**Extracted material**

>>>>>

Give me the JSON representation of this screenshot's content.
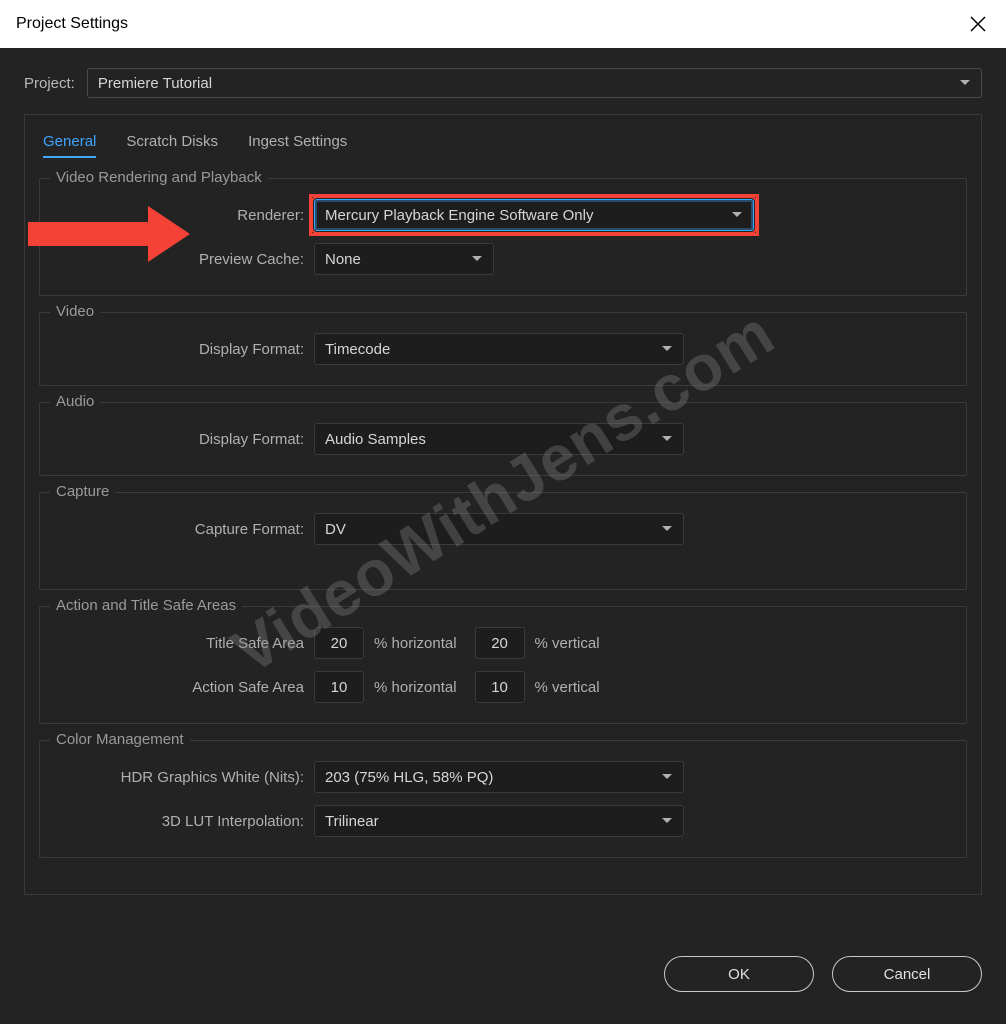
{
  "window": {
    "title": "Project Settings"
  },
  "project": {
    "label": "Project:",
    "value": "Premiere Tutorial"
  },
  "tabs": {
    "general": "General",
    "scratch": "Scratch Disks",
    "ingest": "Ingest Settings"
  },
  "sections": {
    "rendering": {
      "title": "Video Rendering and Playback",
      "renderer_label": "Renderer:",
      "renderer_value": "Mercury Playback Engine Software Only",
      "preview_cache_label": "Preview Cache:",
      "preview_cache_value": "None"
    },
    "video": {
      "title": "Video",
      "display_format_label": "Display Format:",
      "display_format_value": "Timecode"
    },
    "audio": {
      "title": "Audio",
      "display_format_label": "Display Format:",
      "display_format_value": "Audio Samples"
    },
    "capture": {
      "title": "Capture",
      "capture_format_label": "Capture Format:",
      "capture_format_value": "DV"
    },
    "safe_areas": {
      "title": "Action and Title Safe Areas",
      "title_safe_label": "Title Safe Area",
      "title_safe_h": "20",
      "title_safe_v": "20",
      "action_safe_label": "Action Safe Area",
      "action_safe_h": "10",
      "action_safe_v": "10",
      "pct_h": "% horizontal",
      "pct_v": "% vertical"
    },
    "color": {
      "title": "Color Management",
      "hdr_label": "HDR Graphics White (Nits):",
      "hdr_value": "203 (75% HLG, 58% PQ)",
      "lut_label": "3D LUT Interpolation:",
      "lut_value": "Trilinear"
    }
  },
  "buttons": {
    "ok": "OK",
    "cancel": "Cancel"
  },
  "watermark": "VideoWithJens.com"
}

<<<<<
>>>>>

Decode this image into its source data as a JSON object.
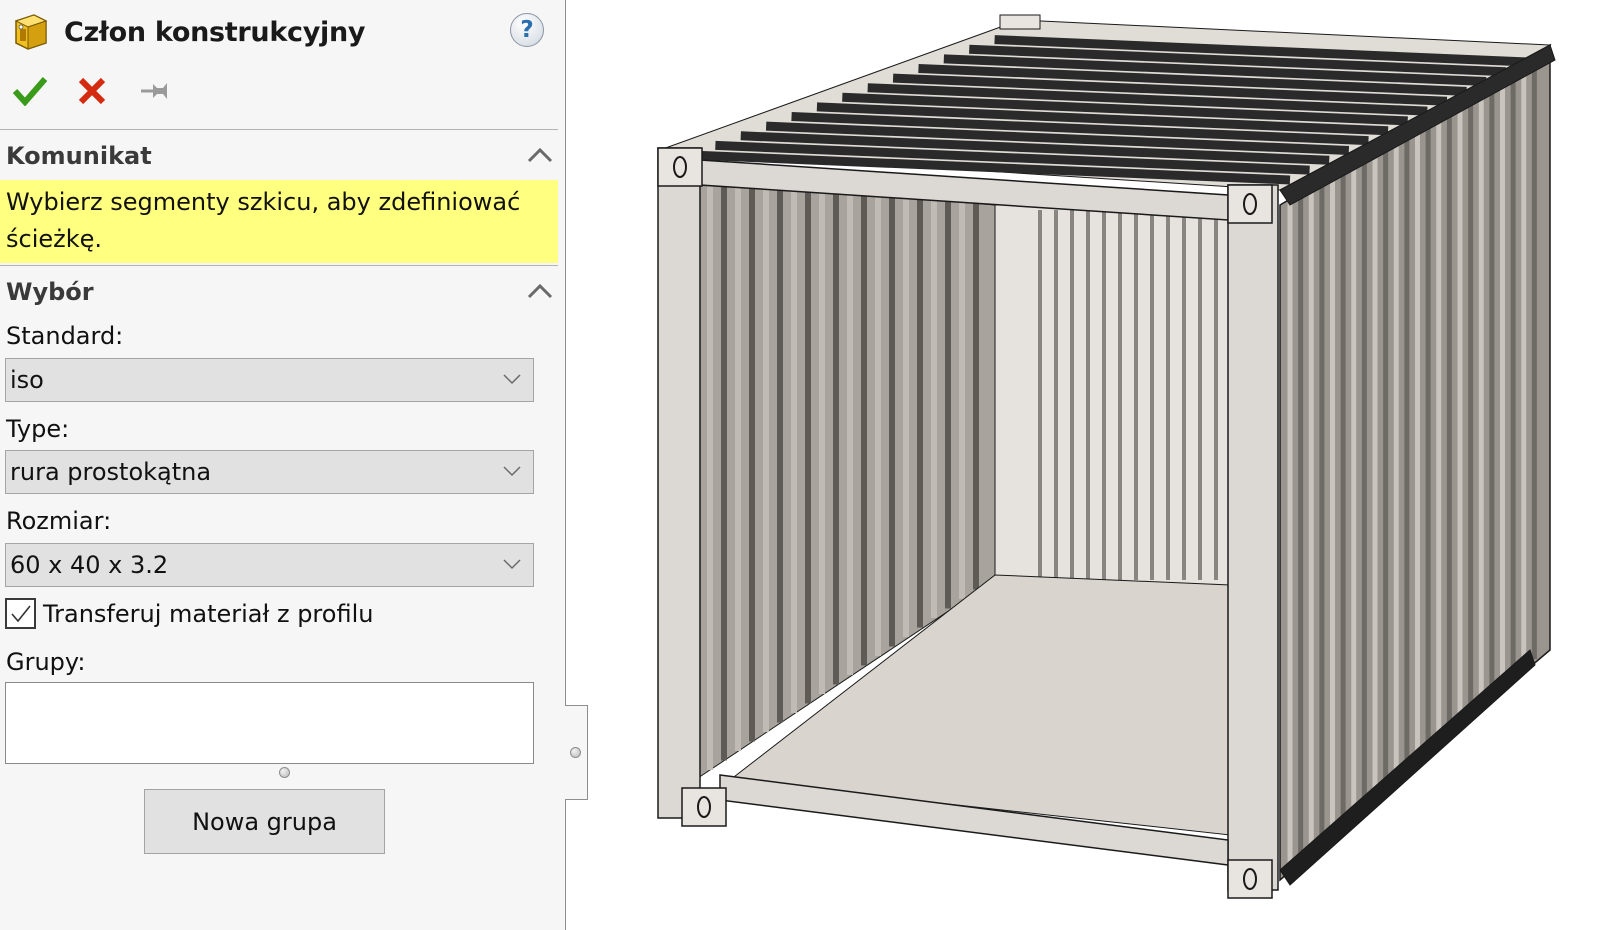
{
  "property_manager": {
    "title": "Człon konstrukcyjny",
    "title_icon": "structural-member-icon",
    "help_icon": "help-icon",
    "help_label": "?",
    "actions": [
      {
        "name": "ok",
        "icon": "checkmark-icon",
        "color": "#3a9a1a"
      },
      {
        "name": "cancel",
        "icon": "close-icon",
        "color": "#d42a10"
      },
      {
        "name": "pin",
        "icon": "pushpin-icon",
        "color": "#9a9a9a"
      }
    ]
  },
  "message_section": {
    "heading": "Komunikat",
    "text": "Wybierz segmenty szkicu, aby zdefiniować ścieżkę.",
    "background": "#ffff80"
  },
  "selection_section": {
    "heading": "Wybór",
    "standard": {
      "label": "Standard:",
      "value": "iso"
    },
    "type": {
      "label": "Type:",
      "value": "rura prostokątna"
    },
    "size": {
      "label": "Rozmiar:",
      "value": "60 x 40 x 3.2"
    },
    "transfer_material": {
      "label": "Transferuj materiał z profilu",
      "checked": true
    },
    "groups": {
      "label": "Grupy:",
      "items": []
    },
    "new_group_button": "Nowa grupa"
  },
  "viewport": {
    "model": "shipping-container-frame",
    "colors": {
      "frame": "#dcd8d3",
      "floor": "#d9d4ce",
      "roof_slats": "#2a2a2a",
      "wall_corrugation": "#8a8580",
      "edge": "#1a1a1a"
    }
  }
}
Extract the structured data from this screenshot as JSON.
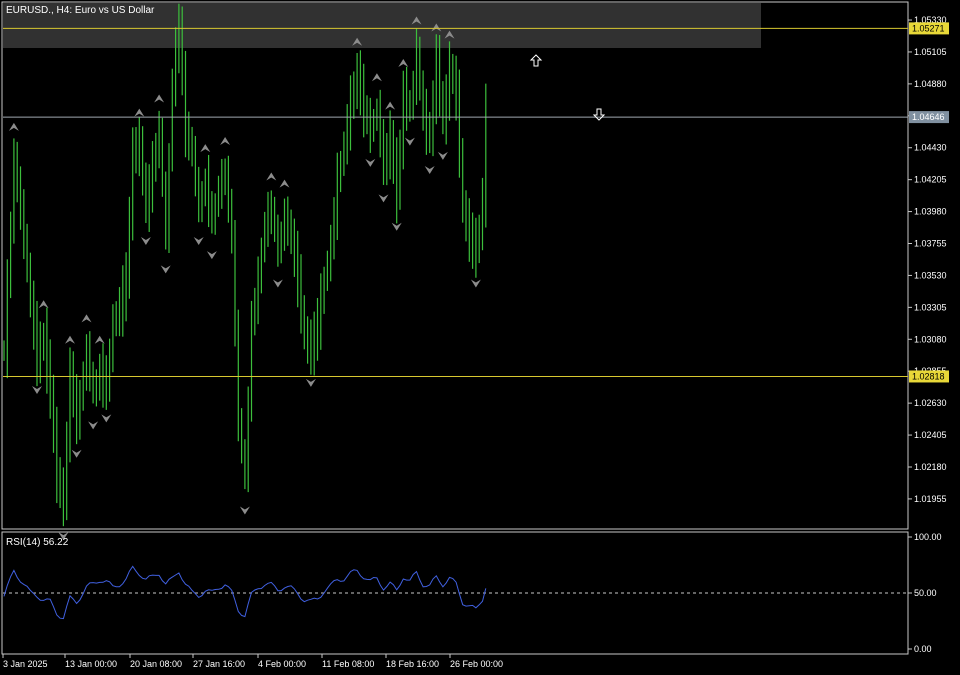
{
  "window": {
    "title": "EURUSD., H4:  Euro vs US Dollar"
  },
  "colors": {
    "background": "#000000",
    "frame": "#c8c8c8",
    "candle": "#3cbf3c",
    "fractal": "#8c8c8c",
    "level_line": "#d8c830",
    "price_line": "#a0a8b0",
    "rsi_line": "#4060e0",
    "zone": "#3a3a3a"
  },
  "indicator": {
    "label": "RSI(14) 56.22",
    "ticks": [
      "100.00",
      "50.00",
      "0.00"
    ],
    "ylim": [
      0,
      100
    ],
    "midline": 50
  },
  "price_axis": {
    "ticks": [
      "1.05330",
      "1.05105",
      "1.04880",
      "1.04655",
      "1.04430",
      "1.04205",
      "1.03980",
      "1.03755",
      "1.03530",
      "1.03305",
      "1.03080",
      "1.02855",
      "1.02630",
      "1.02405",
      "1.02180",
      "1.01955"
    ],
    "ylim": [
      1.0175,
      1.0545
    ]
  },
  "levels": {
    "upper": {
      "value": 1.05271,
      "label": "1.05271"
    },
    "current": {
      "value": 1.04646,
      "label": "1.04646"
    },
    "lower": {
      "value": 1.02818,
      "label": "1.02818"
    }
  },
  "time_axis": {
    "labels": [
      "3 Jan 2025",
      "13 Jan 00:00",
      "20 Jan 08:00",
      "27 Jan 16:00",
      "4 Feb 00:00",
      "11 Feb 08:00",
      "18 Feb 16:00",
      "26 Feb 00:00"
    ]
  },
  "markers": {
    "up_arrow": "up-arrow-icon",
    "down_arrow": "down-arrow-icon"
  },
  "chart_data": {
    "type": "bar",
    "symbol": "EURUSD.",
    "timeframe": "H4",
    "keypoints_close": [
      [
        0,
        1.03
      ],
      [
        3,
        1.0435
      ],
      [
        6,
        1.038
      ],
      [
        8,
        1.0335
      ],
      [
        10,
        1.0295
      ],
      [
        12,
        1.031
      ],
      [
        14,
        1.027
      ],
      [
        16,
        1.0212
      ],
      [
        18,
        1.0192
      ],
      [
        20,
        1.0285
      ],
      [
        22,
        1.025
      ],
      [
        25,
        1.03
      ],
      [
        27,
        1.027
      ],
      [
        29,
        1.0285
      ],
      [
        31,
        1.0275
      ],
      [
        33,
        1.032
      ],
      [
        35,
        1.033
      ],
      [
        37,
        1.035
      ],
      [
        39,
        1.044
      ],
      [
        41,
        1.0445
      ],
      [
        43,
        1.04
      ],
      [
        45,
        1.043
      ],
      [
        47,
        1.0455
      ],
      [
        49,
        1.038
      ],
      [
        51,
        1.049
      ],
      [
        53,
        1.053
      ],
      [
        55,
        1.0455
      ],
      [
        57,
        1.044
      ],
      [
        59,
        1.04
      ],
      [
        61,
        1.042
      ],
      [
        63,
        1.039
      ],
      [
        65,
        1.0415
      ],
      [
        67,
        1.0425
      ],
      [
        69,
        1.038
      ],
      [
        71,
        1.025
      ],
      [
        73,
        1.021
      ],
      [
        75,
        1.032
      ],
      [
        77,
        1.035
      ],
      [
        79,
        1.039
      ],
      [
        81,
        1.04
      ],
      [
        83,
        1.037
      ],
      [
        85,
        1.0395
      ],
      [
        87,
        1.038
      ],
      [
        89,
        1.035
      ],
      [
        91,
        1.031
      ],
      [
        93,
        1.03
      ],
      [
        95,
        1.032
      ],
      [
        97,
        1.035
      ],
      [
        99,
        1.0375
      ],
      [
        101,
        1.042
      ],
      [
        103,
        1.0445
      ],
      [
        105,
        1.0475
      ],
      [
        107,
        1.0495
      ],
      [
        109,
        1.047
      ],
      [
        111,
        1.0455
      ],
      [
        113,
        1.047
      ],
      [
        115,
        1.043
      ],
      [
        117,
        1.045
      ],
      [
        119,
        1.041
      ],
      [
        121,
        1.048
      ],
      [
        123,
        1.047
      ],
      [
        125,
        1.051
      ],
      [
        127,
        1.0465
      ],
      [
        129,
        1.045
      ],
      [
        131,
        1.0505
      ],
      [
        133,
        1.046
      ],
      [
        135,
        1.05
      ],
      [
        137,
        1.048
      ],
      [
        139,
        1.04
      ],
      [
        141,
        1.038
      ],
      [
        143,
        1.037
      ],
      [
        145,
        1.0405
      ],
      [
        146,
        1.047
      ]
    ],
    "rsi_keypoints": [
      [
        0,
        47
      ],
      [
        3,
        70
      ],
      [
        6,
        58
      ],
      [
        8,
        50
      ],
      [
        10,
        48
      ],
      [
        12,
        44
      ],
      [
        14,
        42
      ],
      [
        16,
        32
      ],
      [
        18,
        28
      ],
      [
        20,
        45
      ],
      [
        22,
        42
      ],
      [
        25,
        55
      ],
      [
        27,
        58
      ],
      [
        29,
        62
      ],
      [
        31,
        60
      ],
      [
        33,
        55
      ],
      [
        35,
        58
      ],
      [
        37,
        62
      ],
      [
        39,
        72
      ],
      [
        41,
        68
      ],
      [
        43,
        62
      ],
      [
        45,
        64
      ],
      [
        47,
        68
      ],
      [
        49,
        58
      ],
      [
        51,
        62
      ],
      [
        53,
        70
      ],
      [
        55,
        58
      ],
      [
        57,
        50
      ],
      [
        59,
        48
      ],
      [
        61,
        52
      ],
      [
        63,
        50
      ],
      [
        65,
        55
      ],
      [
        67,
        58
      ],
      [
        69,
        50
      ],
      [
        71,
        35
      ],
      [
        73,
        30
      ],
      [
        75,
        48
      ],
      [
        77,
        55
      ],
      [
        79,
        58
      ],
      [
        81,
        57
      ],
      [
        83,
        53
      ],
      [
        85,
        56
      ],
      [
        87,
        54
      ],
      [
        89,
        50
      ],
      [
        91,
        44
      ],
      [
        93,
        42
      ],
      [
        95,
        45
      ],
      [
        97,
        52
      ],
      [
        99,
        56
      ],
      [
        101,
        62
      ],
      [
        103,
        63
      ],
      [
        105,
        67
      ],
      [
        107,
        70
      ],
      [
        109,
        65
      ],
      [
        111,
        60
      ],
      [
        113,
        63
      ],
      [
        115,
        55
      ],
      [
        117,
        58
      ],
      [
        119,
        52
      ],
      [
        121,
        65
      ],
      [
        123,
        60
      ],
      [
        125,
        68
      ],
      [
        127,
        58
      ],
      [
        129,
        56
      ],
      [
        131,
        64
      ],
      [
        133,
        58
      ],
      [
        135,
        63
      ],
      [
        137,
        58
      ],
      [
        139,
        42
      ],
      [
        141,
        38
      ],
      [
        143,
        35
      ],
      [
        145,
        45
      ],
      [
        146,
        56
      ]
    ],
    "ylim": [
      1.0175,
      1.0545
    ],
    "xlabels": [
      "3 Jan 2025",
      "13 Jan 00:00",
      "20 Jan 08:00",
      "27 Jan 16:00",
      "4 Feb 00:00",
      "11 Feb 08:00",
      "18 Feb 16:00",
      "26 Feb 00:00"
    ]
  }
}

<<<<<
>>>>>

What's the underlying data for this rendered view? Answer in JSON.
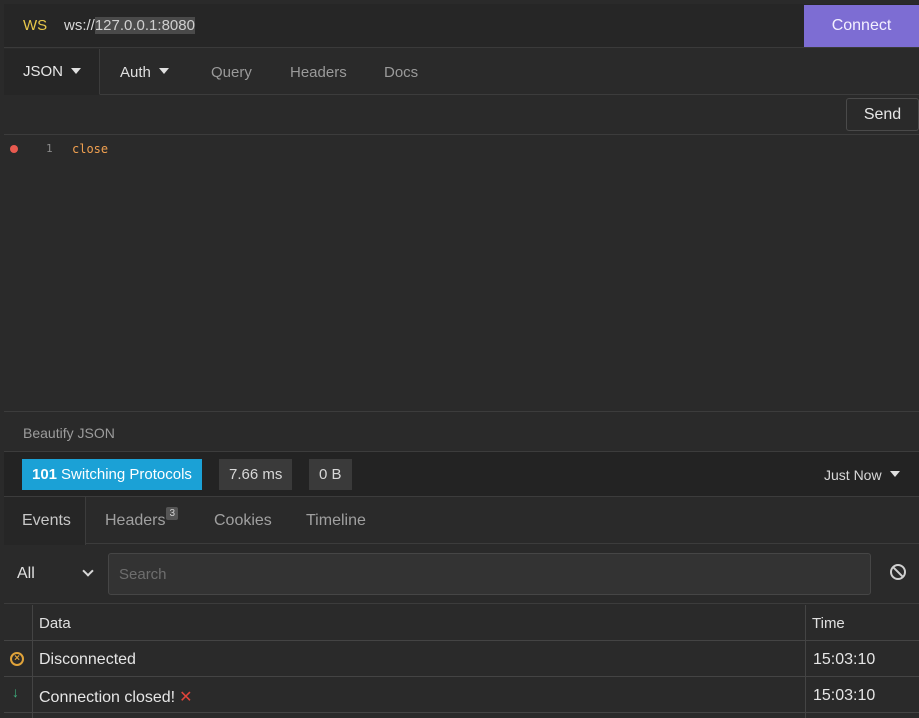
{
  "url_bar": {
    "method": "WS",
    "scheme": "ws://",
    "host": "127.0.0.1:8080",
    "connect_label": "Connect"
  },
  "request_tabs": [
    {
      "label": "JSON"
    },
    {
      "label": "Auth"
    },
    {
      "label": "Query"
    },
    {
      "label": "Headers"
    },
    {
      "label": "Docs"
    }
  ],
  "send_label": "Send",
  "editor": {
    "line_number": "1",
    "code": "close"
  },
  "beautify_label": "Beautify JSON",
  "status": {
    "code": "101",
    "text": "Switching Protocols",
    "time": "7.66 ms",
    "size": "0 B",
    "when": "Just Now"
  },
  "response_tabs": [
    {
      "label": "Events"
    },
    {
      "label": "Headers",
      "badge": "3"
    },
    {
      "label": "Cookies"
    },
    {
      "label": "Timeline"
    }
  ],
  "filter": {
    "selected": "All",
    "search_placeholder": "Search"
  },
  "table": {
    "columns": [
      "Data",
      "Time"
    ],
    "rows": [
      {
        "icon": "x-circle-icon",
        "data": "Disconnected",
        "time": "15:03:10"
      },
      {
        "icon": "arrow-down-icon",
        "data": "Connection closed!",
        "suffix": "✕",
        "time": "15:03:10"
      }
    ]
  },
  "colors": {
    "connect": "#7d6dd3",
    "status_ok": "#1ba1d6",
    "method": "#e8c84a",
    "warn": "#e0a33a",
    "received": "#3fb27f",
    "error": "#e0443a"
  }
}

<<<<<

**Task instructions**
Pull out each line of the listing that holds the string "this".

**Result**
Give me the JSON representation of this screenshot's content.
Decode this image into its source data as a JSON object.
Extract the structured data from this screenshot as JSON.
What's the underlying data for this rendered view? Answer in JSON.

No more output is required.